Pennsylvania must devote table-game revenue to property tax relief
Gov. Ed Rendell went into seclusion last week to sign the bill to bail Pennsylvania out of its long-running budget disaster. He said he took no joy in affixing his name to legislation allowing slots casinos to offer table games, primarily because the bill is flawed.
Well, of course. All legislation is.
Said Rendell: “I have serious misgivings about ’sin’ taxes as a way to go. There is no sense of celebration.”
We’ll second that, but here’s what the governor and legislators should have said: Even with a quick shot of revenue — about $200 million in license fees, to plug a hole in the current budget and avoid Rendell’s threatened layoff of 1,000 state workers — the state still didn’t solve a recurring, structural budget mess. It didn’t learn to live within its means; it decided to entice a wider class of problem gamblers to live beyond theirs.
Here’s what the gambling bill will accomplish:
State-related universities, including Penn State and other institutions caught up in the budget impasse, will be able to get on with their programs.
The state gets a windfall of $200 million in license fees, plus a bump in annual revenue from the added games. Counties and cities near casinos — including those affected by Bethlehem’s casino — will get a small slice of the proceeds.
The addition of table games will help some casinos become more full-service destinations. The Sands Casino Resort Bethlehem, for example, expects to tackle its unfinished hotel and retail area.
What’s not to like? Plenty.
Pennsylvania’s gain means more red numbers for New Jersey’s budget. Atlantic City casinos will take another hit when bettors can play poker, blackjack, craps, etc., closer to their homes. And New Jersey’s budget crisis is much worse that Pennsylvania’s.

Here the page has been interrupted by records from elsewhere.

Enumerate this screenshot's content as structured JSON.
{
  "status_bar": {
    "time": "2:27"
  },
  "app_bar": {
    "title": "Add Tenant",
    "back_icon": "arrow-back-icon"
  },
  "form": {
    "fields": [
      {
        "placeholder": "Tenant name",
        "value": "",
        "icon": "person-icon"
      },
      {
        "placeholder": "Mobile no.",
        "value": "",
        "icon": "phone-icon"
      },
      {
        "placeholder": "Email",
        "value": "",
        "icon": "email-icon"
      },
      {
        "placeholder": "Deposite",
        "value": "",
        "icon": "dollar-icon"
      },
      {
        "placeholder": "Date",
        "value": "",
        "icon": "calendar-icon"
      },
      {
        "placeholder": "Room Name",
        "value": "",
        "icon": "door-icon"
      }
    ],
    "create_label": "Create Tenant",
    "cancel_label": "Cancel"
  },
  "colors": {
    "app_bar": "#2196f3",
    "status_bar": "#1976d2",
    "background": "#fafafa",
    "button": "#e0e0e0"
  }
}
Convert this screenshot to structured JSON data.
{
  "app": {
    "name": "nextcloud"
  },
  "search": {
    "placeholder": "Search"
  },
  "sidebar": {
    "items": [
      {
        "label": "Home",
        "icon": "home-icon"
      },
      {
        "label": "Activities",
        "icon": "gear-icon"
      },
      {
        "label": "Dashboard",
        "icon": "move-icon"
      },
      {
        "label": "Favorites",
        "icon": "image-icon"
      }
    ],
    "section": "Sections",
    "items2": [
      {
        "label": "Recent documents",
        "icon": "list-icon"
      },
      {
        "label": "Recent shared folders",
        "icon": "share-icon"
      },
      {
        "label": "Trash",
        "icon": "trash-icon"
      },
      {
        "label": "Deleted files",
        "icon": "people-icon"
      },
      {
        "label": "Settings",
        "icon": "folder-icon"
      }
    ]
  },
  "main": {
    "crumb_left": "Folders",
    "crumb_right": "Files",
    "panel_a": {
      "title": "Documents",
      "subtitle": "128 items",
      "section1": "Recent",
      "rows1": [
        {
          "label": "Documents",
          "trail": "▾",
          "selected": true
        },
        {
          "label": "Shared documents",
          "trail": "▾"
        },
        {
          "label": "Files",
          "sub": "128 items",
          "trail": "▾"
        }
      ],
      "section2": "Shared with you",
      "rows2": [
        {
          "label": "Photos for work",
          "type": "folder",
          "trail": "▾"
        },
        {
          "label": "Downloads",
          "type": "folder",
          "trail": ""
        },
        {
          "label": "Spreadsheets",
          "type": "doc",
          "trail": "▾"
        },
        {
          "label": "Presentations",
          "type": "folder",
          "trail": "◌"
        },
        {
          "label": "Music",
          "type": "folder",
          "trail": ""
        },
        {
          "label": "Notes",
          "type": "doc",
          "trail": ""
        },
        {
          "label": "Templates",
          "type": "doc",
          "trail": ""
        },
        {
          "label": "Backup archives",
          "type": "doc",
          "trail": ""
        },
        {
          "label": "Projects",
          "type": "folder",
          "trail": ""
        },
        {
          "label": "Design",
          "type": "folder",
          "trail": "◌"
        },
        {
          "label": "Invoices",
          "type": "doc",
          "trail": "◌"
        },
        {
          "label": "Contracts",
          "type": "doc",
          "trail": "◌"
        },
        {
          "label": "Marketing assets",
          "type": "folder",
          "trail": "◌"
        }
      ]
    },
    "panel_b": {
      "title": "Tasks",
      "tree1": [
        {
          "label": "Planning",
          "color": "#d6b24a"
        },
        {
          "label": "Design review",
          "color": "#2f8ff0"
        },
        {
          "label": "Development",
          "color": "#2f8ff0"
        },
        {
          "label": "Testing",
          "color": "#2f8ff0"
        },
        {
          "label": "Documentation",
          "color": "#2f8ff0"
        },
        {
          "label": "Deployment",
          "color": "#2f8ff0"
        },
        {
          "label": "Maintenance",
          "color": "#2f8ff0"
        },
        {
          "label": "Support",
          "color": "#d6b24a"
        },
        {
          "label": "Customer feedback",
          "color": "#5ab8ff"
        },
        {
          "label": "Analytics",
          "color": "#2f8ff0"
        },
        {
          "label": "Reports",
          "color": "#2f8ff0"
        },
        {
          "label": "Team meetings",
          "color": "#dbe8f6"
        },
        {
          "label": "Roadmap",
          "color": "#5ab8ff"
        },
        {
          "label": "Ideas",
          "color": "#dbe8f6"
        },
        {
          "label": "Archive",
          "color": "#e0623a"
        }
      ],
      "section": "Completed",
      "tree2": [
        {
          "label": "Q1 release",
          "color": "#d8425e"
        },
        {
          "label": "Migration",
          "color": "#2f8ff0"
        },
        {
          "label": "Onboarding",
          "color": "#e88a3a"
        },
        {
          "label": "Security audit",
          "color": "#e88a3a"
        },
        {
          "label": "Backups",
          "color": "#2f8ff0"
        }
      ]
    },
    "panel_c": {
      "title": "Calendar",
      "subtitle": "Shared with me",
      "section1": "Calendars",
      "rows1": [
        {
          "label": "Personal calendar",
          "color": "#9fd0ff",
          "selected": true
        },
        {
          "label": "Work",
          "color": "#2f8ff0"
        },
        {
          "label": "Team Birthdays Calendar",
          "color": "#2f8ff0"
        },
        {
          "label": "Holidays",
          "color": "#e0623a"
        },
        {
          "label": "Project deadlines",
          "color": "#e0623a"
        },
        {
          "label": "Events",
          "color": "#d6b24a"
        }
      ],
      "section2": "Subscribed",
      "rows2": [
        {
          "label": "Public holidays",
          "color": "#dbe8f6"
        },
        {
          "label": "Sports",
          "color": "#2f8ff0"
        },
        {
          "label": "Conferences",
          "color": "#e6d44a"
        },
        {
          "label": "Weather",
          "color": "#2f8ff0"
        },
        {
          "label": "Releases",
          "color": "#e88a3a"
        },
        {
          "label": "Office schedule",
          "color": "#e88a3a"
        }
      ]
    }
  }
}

Pennsylvania casinos will be allowed to extend loans to bettors. Casinos see this as critical to run table games, but it’s devastating to those who can’t resist dipping into debt to try to reverse losing streaks.
There are new limits on campaign contributions from casino interests, but the bill has enough loopholes to make sure the money seeps through.
Pork. To get this bill passed, several legislators insisted upon grants for pet projects in their districts.
Here’s the worst news: While the original slots legislation was paired with property tax relief, there’s no such promise here. In the first few years, at least, the additional revenue will go to the state to help balance recession-plagued budgets. Yet taxpayers are in the same fix.
Tax relief from slots has been underwhelming — an average 11 percent reduction on bills, much lower than the predictions of 25 to 40 percent. The Legislature needs to “sunset” table-games revenue going to the treasury — say, a year or two to stabilize the budget — and then give it back to the rightful recipients: